The 285.30 m long and 32.25 m wide ship was completed in 2005 at Fincantieri’s Marghera yard in Venice for P&O Cruises.
Extensive conversion work on the ship has been carried out once before by Lloyd Werft, in the winter of 2008.
This time she will stay in the yard’s big Kaiserdock II and get a new superstructure on her upper deck with 23 new cabins and one suite, all with balconies, as well as a sun deck.
The conversion and repair of Arcadia continues an association which Lloyd Werft Bremerhaven AG and P & O Cruises have enjoyed for many years, as well as an activity which the yard is justly famous for throughout the world - the high-quality handling of complex jobs in the shortest possible time.
Lloyd Werft board member Rüdiger Pallentin said "it is good to know, at a time when things are not always easy for German shipbuilding, not only that our performance is valued by clients placing small repair orders, but also that we can hold our own on the market with bigger conversion projects. This second contract from the Carnival group inside just six months makes that impressively clear", he added.

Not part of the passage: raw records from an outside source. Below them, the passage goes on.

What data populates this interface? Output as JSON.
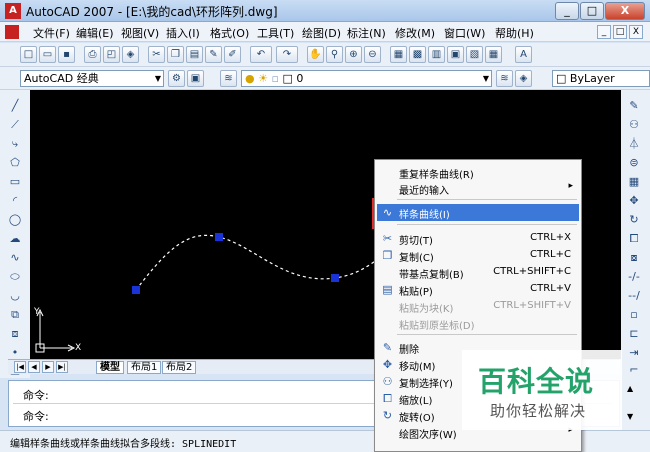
{
  "window": {
    "app_icon": "A",
    "title": "AutoCAD 2007 - [E:\\我的cad\\环形阵列.dwg]",
    "controls": [
      "_",
      "□",
      "X"
    ]
  },
  "menubar": {
    "items": [
      "文件(F)",
      "编辑(E)",
      "视图(V)",
      "插入(I)",
      "格式(O)",
      "工具(T)",
      "绘图(D)",
      "标注(N)",
      "修改(M)",
      "窗口(W)",
      "帮助(H)"
    ],
    "mdi_controls": [
      "_",
      "□",
      "X"
    ]
  },
  "toolbar1": {
    "icons": [
      "new-icon",
      "open-icon",
      "save-icon",
      "print-icon",
      "preview-icon",
      "publish-icon",
      "cut-icon",
      "copy-icon",
      "paste-icon",
      "brush-icon",
      "matchprop-icon",
      "undo-icon",
      "redo-icon",
      "pan-icon",
      "zoom-realtime-icon",
      "zoom-window-icon",
      "zoom-previous-icon",
      "properties-icon",
      "designcenter-icon",
      "toolpalettes-icon",
      "sheetset-icon",
      "markup-icon",
      "calculator-icon",
      "text-style-icon"
    ]
  },
  "toolbar2": {
    "workspace_value": "AutoCAD 经典",
    "layer_value": "0",
    "color_value": "ByLayer"
  },
  "layout_tabs": [
    "模型",
    "布局1",
    "布局2"
  ],
  "command": {
    "line1": "命令:",
    "line2": "命令:"
  },
  "status": {
    "text": "编辑样条曲线或样条曲线拟合多段线:  SPLINEDIT"
  },
  "ucs": {
    "x_label": "X",
    "y_label": "Y"
  },
  "context_menu": {
    "items": [
      {
        "label": "重复样条曲线(R)",
        "shortcut": "",
        "submenu": false,
        "disabled": false,
        "icon": ""
      },
      {
        "label": "最近的输入",
        "shortcut": "",
        "submenu": true,
        "disabled": false,
        "icon": ""
      },
      {
        "label": "样条曲线(I)",
        "shortcut": "",
        "submenu": false,
        "disabled": false,
        "icon": "spline-icon",
        "highlight": true
      },
      {
        "label": "剪切(T)",
        "shortcut": "CTRL+X",
        "submenu": false,
        "disabled": false,
        "icon": "cut-icon"
      },
      {
        "label": "复制(C)",
        "shortcut": "CTRL+C",
        "submenu": false,
        "disabled": false,
        "icon": "copy-icon"
      },
      {
        "label": "带基点复制(B)",
        "shortcut": "CTRL+SHIFT+C",
        "submenu": false,
        "disabled": false,
        "icon": ""
      },
      {
        "label": "粘贴(P)",
        "shortcut": "CTRL+V",
        "submenu": false,
        "disabled": false,
        "icon": "paste-icon"
      },
      {
        "label": "粘贴为块(K)",
        "shortcut": "CTRL+SHIFT+V",
        "submenu": false,
        "disabled": true,
        "icon": ""
      },
      {
        "label": "粘贴到原坐标(D)",
        "shortcut": "",
        "submenu": false,
        "disabled": true,
        "icon": ""
      },
      {
        "label": "删除",
        "shortcut": "",
        "submenu": false,
        "disabled": false,
        "icon": "erase-icon"
      },
      {
        "label": "移动(M)",
        "shortcut": "",
        "submenu": false,
        "disabled": false,
        "icon": "move-icon"
      },
      {
        "label": "复制选择(Y)",
        "shortcut": "",
        "submenu": false,
        "disabled": false,
        "icon": "copy-select-icon"
      },
      {
        "label": "缩放(L)",
        "shortcut": "",
        "submenu": false,
        "disabled": false,
        "icon": "scale-icon"
      },
      {
        "label": "旋转(O)",
        "shortcut": "",
        "submenu": false,
        "disabled": false,
        "icon": "rotate-icon"
      },
      {
        "label": "绘图次序(W)",
        "shortcut": "",
        "submenu": true,
        "disabled": false,
        "icon": ""
      }
    ]
  },
  "watermark": {
    "title": "百科全说",
    "subtitle": "助你轻松解决"
  },
  "colors": {
    "highlight": "#3c78d8",
    "callout_red": "#e03030",
    "grip_blue": "#1a33d6",
    "canvas": "#000000"
  }
}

Lloyd Werft will build a new deck house on Deck 10 weighing 75 tons. It will also build the 23 passenger cabins and a suite, all with balconies, in the new deck house structure. The new deck house will not only increase passenger capacity from 1,952 to 2,000 and the number of passenger cabins from 976 to 1,000, but will add holiday comfort to the "Arcadia". That’s because the ship will also get a new 550 square m outside sun-bathing area. Also being installed are additional catering and air-conditioning facilities.

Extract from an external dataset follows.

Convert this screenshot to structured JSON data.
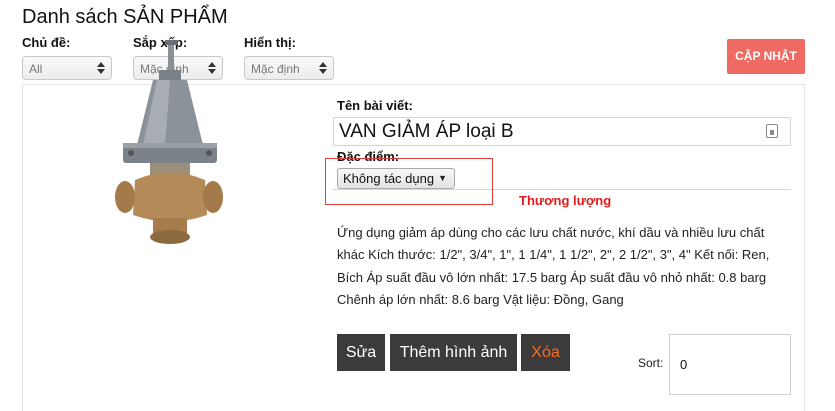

Lloyd Werft carried out similar work for P&O in 2008. At that time a 340 ton deck house was installed on Arcadia with the help of a floating crane, increasing both the ship’s passenger capacity and comfort. The same extension principle is being followed this time also by her owners, once again to make their luxury liner more attractive on the cruise shipping market and to expand her yet again.
Along with the conversions, the shipyard will also carry out extensive docking and repair work on the eight-year-old ship. The work will include blasting and conservation of her underwater hull, the repair and conservation of the hull above the water-line, the overhaul of bow thrusters and stabilisers, overhaul of the ship’s two pod drives and also the overhaul of all seacocks. In addition, all life-saving equipment, boats and davits will be checked. There will also be a lot of work for Lloyd Werft’s pipe workshop because various pipe systems in both the engine and passenger areas are to be renewed.